Not having to wake up in the middle of the night to feed a bottle to a baby has given me more time to continue to work on my side projects.  I also realized that now paying full price for a nanny here in New York is getting expensive, so I should be focusing on ways to cut expenses.  One of those ways for me is to actually plan out my breakfasts and lunches and bring them to work instead of spending about $30 a day on food.  Combine these things, and it makes me want to get KitchenOS working even more.

Last night I started to look at what I had and had not done.  Simple answer: I haven't done much.  I have a quick recipe parser done for the Food Network sites.  But of course when I went to use it, they changed their site and I had to update it.  

After that, I needed to persist it somewhere to access it from everywhere else.  Since I don't know the full structure of every recipe I will see, I decided to make sure that I can change the structure if needed and decided to use a document based database, specifically Amazon's DynamoDB versus leveraging a SQL-based database.  The only hiccup I sort of had was understanding the new API for DynamoDB, but it was relatively straightforward even though building the value map seems a little bit verbose.

As an example, here is creating a simple String attribute

itemValues.put("title", AttributeValue.builder().s(title).build());

I know there are some benefits to this, but this seems excessive.  I would have liked to be able to just put a String in here.  But then when I went to needing to add in the ingredient list, it made more sense when I could combine the different builders and get the AttributeValue object which would have been much more difficult without this structure in place.

itemValues.put("ingredients", AttributeValue.builder().l(
                ingredients.stream()
                        .map(ingredient -> AttributeValue.builder().s(ingredient.fullText()).build())
                        .collect(Collectors.toList())
        ).build());

Now, all I had to do to push this content to the database was building a simple request and executing it.

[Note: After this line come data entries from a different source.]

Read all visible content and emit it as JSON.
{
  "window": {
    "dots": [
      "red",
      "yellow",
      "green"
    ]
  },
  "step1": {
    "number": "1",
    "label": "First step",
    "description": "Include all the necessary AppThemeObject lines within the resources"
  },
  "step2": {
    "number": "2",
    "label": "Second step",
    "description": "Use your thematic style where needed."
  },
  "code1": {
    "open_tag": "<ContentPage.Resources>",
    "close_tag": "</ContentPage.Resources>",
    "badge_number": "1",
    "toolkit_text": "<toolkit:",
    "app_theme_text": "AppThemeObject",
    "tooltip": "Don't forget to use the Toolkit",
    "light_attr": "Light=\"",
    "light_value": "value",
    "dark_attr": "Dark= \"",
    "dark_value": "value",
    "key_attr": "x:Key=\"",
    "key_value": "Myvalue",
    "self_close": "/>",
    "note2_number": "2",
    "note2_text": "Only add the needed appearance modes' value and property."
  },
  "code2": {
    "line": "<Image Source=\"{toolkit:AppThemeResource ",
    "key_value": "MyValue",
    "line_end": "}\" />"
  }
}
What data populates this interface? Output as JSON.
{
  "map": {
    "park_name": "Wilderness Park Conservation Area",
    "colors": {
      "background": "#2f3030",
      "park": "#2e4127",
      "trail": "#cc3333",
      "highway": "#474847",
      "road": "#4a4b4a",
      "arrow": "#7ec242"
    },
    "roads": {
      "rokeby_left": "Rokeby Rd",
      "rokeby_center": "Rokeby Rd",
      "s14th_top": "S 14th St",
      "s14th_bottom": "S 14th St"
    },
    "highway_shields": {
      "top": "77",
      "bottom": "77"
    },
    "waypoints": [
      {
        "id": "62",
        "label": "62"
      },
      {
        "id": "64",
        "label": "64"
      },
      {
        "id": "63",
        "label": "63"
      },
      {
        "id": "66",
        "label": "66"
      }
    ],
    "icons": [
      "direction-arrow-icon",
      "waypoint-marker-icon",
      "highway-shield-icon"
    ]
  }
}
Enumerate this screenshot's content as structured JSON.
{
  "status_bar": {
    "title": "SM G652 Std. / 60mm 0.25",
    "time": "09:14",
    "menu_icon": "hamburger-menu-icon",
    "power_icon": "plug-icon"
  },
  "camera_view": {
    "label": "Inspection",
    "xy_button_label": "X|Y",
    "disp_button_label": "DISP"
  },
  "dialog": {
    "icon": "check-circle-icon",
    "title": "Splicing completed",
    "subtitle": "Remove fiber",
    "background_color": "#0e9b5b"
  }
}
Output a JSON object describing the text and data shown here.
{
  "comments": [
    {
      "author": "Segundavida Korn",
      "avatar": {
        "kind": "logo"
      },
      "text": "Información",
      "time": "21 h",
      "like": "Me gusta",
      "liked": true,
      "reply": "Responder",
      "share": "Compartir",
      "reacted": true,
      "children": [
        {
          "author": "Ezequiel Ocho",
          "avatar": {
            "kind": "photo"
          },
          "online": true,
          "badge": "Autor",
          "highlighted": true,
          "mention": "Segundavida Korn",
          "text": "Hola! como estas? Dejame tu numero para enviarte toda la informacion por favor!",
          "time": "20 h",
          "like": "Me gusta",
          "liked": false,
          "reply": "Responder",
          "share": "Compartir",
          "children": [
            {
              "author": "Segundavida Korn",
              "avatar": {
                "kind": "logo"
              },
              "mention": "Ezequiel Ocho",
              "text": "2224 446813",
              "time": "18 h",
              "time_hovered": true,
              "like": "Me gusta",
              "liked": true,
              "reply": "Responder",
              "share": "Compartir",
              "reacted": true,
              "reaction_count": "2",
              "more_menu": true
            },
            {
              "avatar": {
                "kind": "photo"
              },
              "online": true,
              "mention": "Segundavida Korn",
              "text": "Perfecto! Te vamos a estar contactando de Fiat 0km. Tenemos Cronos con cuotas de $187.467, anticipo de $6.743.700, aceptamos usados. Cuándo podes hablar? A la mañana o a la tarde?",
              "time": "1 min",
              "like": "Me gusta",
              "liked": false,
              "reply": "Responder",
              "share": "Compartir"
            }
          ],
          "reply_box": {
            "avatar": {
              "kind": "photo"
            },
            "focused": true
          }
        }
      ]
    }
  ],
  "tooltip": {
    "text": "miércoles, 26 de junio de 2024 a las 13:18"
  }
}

The one thing I am still looking at with this is if I have the code structured in the way I want to have it.  Right now, I have a save() method on the Recipe class which allows me to simply call recipe.save() to save this current recipe instead of invoking a whole other data access layer.  But what if I need that in the future?  Though last night I decided that if I needed that in the future I can change.  That is the joy of not having to plan everything out.

Open Question from Last Night

  • How will I structure my shared code across my different modules?  Right now, that is future John's problem.  I can pull things out of the recipe scraper when I need them in a different application.